The problem: Filter the listing below, please, and copy only the lines with the word "seuls".

◇ ◇ ◇ ◇ ◇ ◇ ◇

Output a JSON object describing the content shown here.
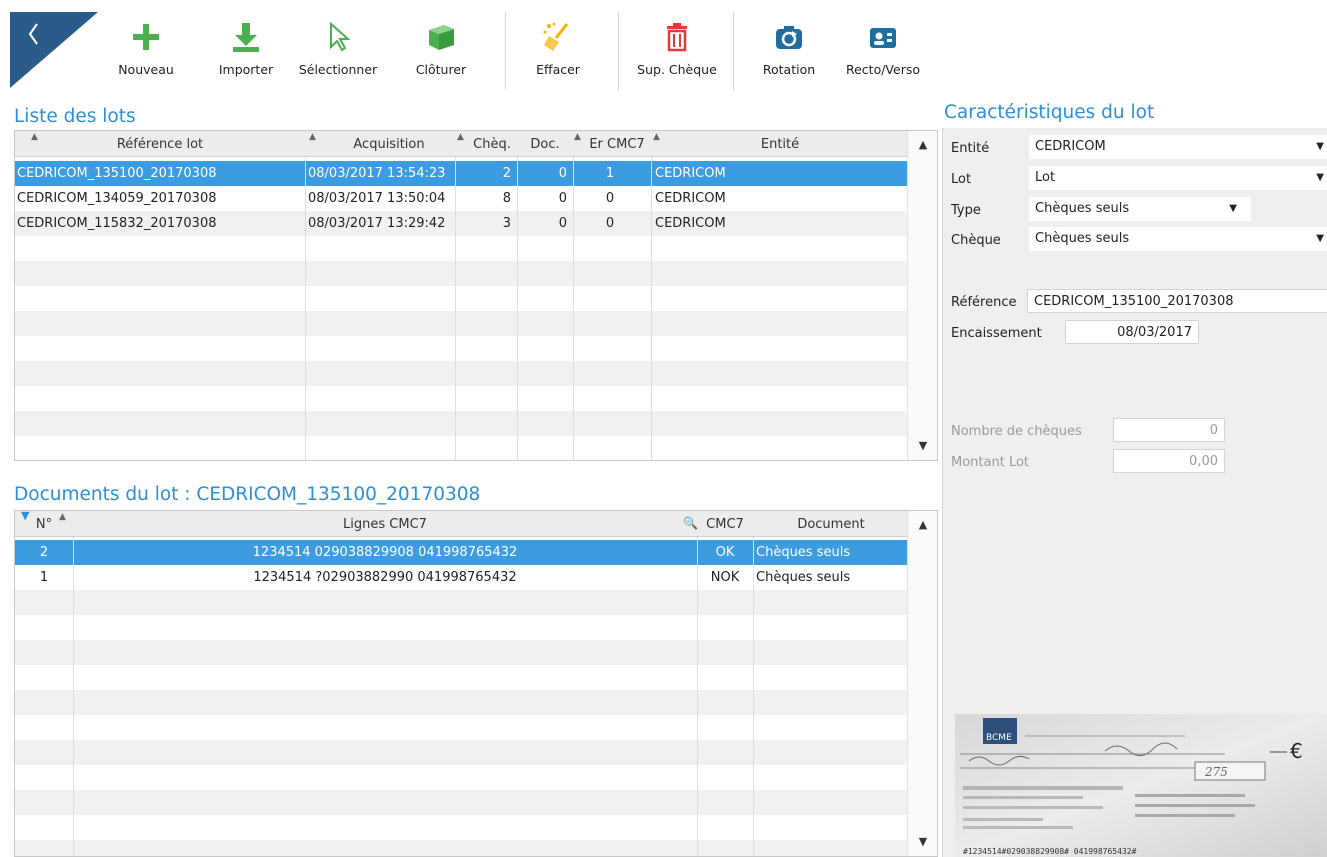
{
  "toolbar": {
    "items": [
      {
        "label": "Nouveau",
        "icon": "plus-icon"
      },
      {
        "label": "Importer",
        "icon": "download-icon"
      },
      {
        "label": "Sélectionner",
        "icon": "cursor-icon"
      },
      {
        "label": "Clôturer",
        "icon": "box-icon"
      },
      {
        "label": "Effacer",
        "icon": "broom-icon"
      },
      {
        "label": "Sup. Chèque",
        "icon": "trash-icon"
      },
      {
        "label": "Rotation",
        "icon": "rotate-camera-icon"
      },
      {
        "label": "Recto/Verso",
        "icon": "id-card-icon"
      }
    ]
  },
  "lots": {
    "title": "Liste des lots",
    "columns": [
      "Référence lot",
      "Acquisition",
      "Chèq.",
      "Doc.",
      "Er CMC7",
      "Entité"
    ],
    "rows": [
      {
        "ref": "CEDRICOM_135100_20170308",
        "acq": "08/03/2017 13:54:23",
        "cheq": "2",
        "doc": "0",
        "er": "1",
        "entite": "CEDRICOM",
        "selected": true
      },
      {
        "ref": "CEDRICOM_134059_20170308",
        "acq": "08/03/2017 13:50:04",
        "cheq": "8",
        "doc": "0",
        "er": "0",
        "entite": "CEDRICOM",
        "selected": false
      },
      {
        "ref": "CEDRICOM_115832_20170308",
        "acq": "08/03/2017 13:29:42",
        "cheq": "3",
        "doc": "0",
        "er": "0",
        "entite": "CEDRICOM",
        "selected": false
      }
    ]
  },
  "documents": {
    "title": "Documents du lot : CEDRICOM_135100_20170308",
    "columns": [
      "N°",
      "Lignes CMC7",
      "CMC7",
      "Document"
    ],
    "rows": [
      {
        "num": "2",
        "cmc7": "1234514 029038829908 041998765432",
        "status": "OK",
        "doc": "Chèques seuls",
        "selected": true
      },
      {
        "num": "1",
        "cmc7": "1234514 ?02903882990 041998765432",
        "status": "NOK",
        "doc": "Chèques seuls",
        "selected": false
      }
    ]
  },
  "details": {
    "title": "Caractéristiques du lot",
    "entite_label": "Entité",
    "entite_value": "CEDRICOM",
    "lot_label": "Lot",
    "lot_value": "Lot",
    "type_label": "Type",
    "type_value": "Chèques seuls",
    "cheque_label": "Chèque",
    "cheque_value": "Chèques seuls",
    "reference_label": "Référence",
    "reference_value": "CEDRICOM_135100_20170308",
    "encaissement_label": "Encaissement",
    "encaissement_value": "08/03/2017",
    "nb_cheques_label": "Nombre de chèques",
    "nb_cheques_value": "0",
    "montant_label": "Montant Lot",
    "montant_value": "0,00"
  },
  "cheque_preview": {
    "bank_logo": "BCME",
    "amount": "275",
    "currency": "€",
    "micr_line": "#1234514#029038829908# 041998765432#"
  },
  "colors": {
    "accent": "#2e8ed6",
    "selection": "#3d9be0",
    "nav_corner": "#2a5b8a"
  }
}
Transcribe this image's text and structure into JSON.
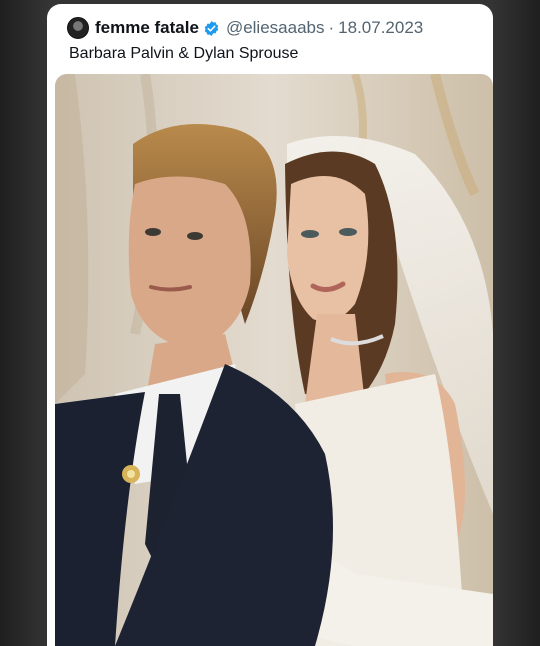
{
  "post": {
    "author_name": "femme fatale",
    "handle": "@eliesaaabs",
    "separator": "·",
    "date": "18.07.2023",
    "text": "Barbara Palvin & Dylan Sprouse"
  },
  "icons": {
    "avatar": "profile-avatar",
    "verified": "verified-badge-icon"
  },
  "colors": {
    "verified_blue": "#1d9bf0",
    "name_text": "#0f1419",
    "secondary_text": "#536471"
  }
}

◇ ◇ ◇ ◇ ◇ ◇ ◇

Output for this task:
        "doc": "Chèques seuls",
        "doc": "Chèques seuls",
    "type_value": "Chèques seuls",
    "cheque_value": "Chèques seuls",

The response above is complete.